A Good Night’s Sleep? The Truth about Using Marijuana and Alcohol as Sleep Aids
One in three people are said to suffer from occasional insomnia, and anyone who has experienced a more serious form of this sleep Alcohol will know just how frustrating and debilitating it can be. While some insomniacs turn to sleeping pills to assure them of a good night’s sleep, in the long run this is neither effective nor advisable, medically speaking.
But how successful are these drugs in inducing a good night’s sleep — and what are the drawbacks, over time, to using them as sleep aids?
A Nightcap or Three
“I honestly feel rested the next morning. Perhaps the second half of my sleep isn’t as restful as it could be, but it certainly beats the alternative — a sleepless night, tossing and turning and becoming more and more frustrated. Or, turning to sleeping pills, where the long-term effects still aren’t known, and experiencing adverse side-effects. I know it’s not exactly healthy to drink every night, but it’s not like I’m drinking excessively each night; it’s just a few drinks. I’m prepared to pay that price for a good night’s sleep.”
A Deficiency of Dreams
“I first started smoking marijuana when I was at college,” Leah says. “I’d found it difficult to fall asleep since I was a child, but the older I got, the more elusive sleep became. I first tried pot as a college student experimenting, and found that it was the only thing that sent me to sleep. My doctor had given me some pretty heavy-duty sleeping pills, but they didn’t work too well. I had a friend who became addicted to sleeping pills with some really bad consequences, so I was very wary of taking them as it was.”
Science’s Greatest Unsolved Mystery

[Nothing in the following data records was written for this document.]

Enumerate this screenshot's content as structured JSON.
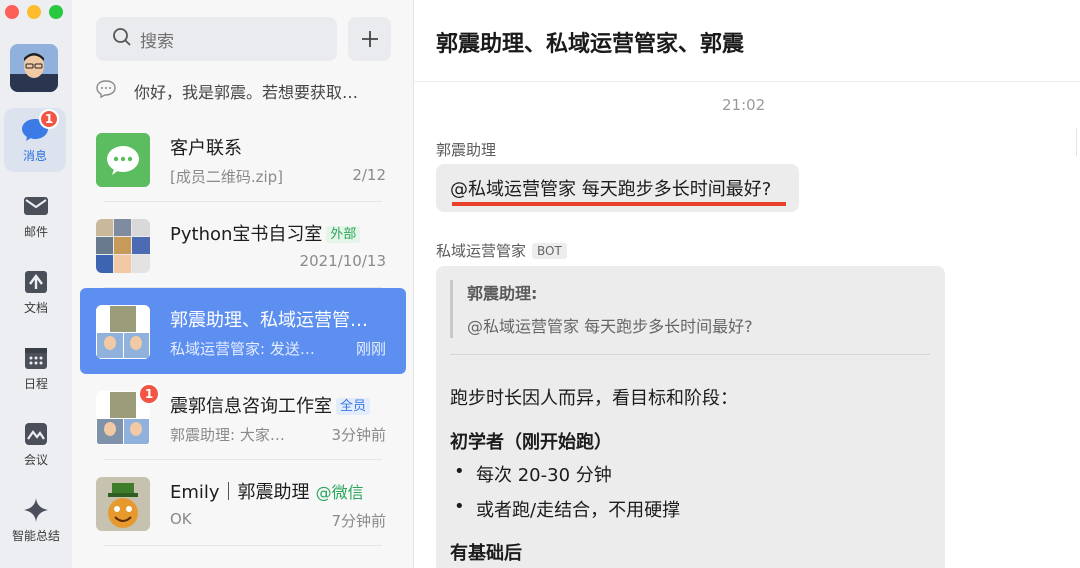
{
  "rail": {
    "items": [
      {
        "label": "消息",
        "icon": "chat-bubble-icon",
        "badge": "1",
        "active": true
      },
      {
        "label": "邮件",
        "icon": "mail-icon"
      },
      {
        "label": "文档",
        "icon": "document-icon"
      },
      {
        "label": "日程",
        "icon": "calendar-icon"
      },
      {
        "label": "会议",
        "icon": "meeting-icon"
      },
      {
        "label": "智能总结",
        "icon": "sparkle-icon"
      }
    ]
  },
  "search": {
    "placeholder": "搜索"
  },
  "system_notice": "你好，我是郭震。若想要获取…",
  "conversations": [
    {
      "name": "客户联系",
      "preview": "[成员二维码.zip]",
      "meta": "2/12"
    },
    {
      "name": "Python宝书自习室",
      "tag": "外部",
      "preview": "",
      "meta": "2021/10/13"
    },
    {
      "name": "郭震助理、私域运营管…",
      "preview": "私域运营管家: 发送…",
      "meta": "刚刚",
      "active": true
    },
    {
      "name": "震郭信息咨询工作室",
      "tag": "全员",
      "preview": "郭震助理: 大家…",
      "meta": "3分钟前",
      "badge": "1"
    },
    {
      "name": "Emily｜郭震助理",
      "tag": "@微信",
      "preview": "OK",
      "meta": "7分钟前"
    }
  ],
  "chat": {
    "title": "郭震助理、私域运营管家、郭震",
    "timestamp": "21:02",
    "msg1_sender": "郭震助理",
    "msg1_text": "@私域运营管家 每天跑步多长时间最好?",
    "msg2_sender": "私域运营管家",
    "msg2_badge": "BOT",
    "quote_name": "郭震助理:",
    "quote_text": "@私域运营管家 每天跑步多长时间最好?",
    "reply_intro": "跑步时长因人而异，看目标和阶段：",
    "section1": "初学者（刚开始跑）",
    "bullets1": [
      "每次 20-30 分钟",
      "或者跑/走结合，不用硬撑"
    ],
    "section2": "有基础后"
  },
  "colors": {
    "accent": "#5c8ff0",
    "badge": "#f25545",
    "underline": "#e8402a"
  }
}
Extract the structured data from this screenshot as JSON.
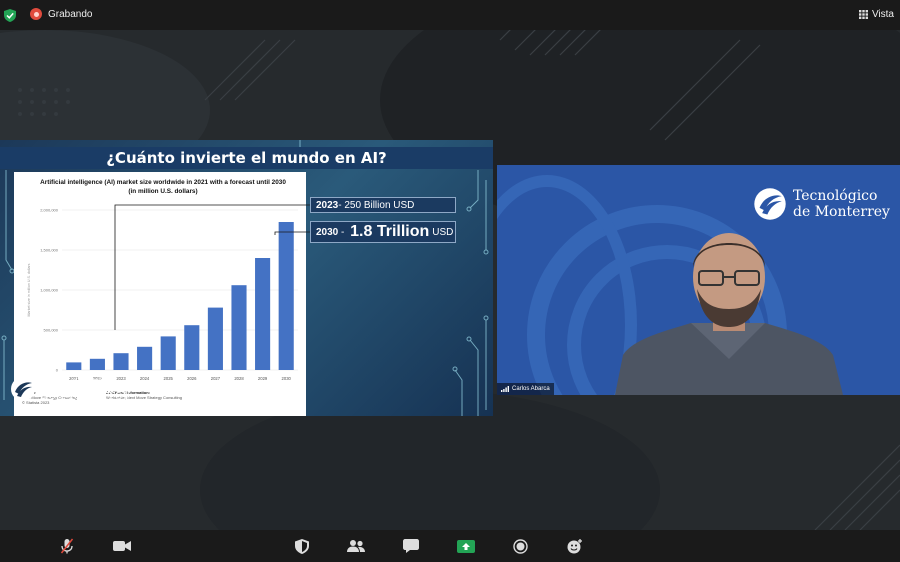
{
  "top_bar": {
    "recording_label": "Grabando",
    "view_label": "Vista",
    "icons": [
      "shield-check-icon",
      "record-icon",
      "grid-view-icon"
    ]
  },
  "slide": {
    "title": "¿Cuánto invierte el mundo en AI?",
    "chart_card": {
      "title": "Artificial intelligence (AI) market size worldwide in 2021 with a forecast until 2030 (in million U.S. dollars)",
      "source_heading": "Source",
      "source_lines": [
        "Next Move Strategy Consulting",
        "© Statista 2023"
      ],
      "additional_heading": "Additional Information:",
      "additional_lines": [
        "Worldwide; Next Move Strategy Consulting"
      ],
      "y_axis_label": "Market size in million U.S. dollars"
    },
    "callout_2023": {
      "year": "2023",
      "text": " - 250 Billion USD"
    },
    "callout_2030": {
      "year": "2030",
      "dash": " - ",
      "amount": "1.8 Trillion",
      "unit": "USD"
    },
    "logo_line1": "Tecnológico",
    "logo_line2": "de Monterrey"
  },
  "chart_data": {
    "type": "bar",
    "title": "Artificial intelligence (AI) market size worldwide in 2021 with a forecast until 2030 (in million U.S. dollars)",
    "categories": [
      "2021",
      "2022",
      "2023",
      "2024",
      "2025",
      "2026",
      "2027",
      "2028",
      "2029",
      "2030"
    ],
    "values": [
      95000,
      140000,
      210000,
      290000,
      420000,
      560000,
      780000,
      1060000,
      1400000,
      1850000
    ],
    "ylim": [
      0,
      2000000
    ],
    "yticks": [
      "0",
      "500,000",
      "1,000,000",
      "1,500,000",
      "2,000,000"
    ],
    "ylabel": "Market size in million U.S. dollars",
    "bar_color": "#4472c4",
    "grid": true
  },
  "video": {
    "participant_name": "Carlos Abarca",
    "logo_line1": "Tecnológico",
    "logo_line2": "de Monterrey",
    "background_color": "#2b56a6"
  },
  "toolbar": {
    "buttons": [
      {
        "name": "mute-button",
        "icon": "microphone-muted-icon"
      },
      {
        "name": "video-button",
        "icon": "video-camera-icon"
      },
      {
        "name": "security-button",
        "icon": "shield-icon"
      },
      {
        "name": "participants-button",
        "icon": "participants-icon"
      },
      {
        "name": "chat-button",
        "icon": "chat-icon"
      },
      {
        "name": "share-screen-button",
        "icon": "share-screen-icon"
      },
      {
        "name": "record-button",
        "icon": "record-icon"
      },
      {
        "name": "reactions-button",
        "icon": "emoji-icon"
      }
    ],
    "share_color": "#23a455"
  }
}
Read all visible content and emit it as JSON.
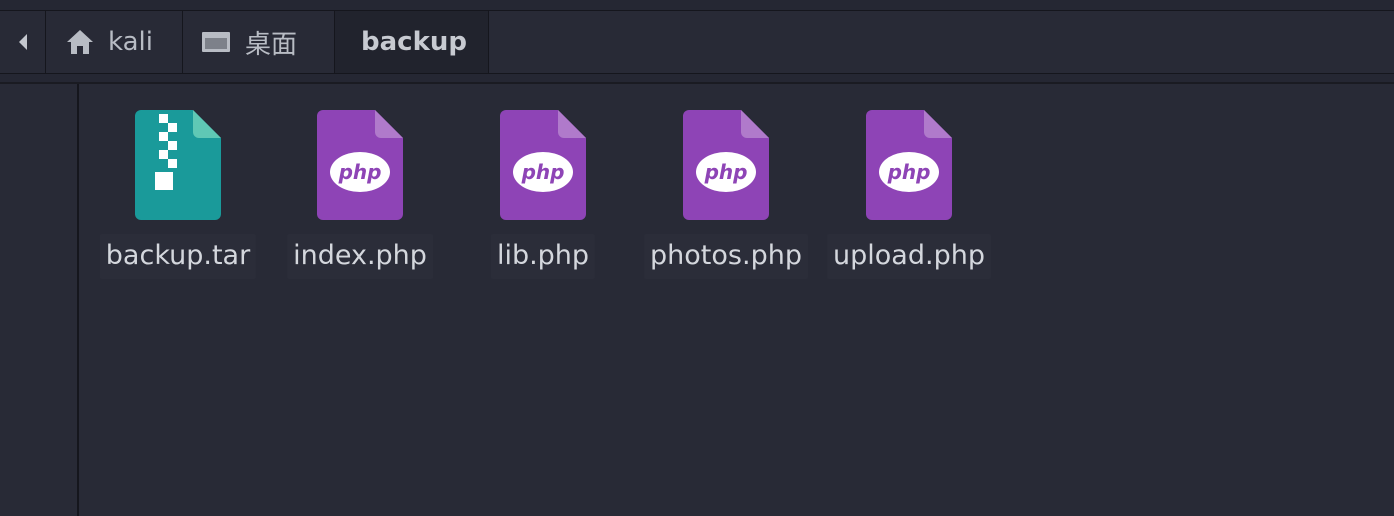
{
  "breadcrumb": {
    "back_icon": "chevron-left-icon",
    "items": [
      {
        "label": "kali",
        "icon": "home-icon"
      },
      {
        "label": "桌面",
        "icon": "desktop-icon"
      },
      {
        "label": "backup",
        "icon": ""
      }
    ]
  },
  "files": [
    {
      "name": "backup.tar",
      "icon": "archive-icon",
      "color": "#1a9a9a"
    },
    {
      "name": "index.php",
      "icon": "php-file-icon",
      "color": "#8e44b6"
    },
    {
      "name": "lib.php",
      "icon": "php-file-icon",
      "color": "#8e44b6"
    },
    {
      "name": "photos.php",
      "icon": "php-file-icon",
      "color": "#8e44b6"
    },
    {
      "name": "upload.php",
      "icon": "php-file-icon",
      "color": "#8e44b6"
    }
  ],
  "icon_text": {
    "php": "php"
  },
  "colors": {
    "background": "#282a36",
    "php_file": "#8e44b6",
    "php_fold": "#b07acb",
    "archive_file": "#1a9a9a",
    "archive_fold": "#5fc8b5"
  }
}
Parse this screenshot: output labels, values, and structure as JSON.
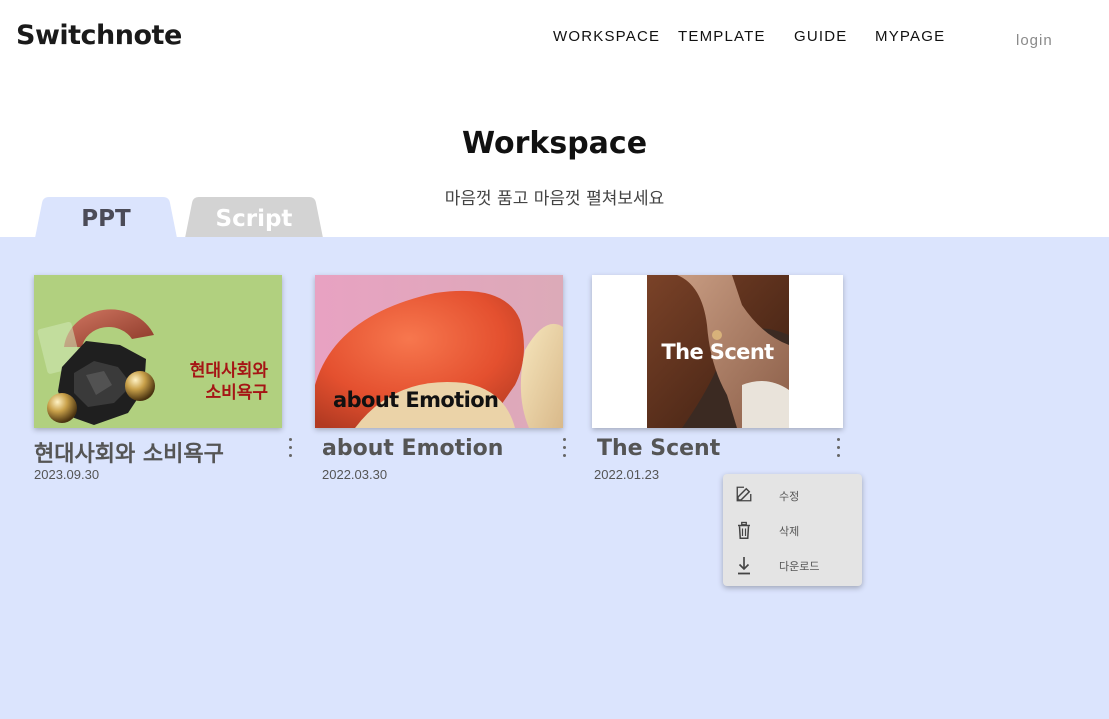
{
  "header": {
    "logo": "Switchnote",
    "nav": [
      "WORKSPACE",
      "TEMPLATE",
      "GUIDE",
      "MYPAGE"
    ],
    "login": "login"
  },
  "page": {
    "title": "Workspace",
    "subtitle": "마음껏 품고 마음껏 펼쳐보세요"
  },
  "tabs": [
    {
      "label": "PPT",
      "active": true,
      "color": "#dbe4fd"
    },
    {
      "label": "Script",
      "active": false,
      "color": "#d3d3d3"
    }
  ],
  "colors": {
    "content_bg": "#dbe4fd",
    "menu_bg": "#e4e4e4"
  },
  "cards": [
    {
      "title": "현대사회와 소비욕구",
      "date": "2023.09.30",
      "thumb_text_line1": "현대사회와",
      "thumb_text_line2": "소비욕구",
      "thumb_color": "#b1d07f"
    },
    {
      "title": "about Emotion",
      "date": "2022.03.30",
      "thumb_text": "about Emotion",
      "thumb_color": "#e7a4c0"
    },
    {
      "title": "The Scent",
      "date": "2022.01.23",
      "thumb_text": "The Scent",
      "thumb_color": "#ffffff"
    }
  ],
  "menu": {
    "items": [
      {
        "label": "수정",
        "icon": "edit-icon"
      },
      {
        "label": "삭제",
        "icon": "trash-icon"
      },
      {
        "label": "다운로드",
        "icon": "download-icon"
      }
    ]
  }
}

“I suffered from chronic insomnia way before I started smoking pot. I do wish I didn’t have to rely on it though, because while it means I can guarantee a long, deep sleep, it does affect me negatively in some ways. I’m usually quite groggy in the mornings —Alcohol although, far less groggy than I would be if I hadn’t slept at all! But I have started to notice the effect on my memory, which is quite alarming considering that I’m not even 30 yet. But realistically, what else can I do if I want to sleep and refuse heavy medication? There’s no cure for insomnia; I can’t afford to go to a sleep clinic and even if I could, I don’t have the time for it.”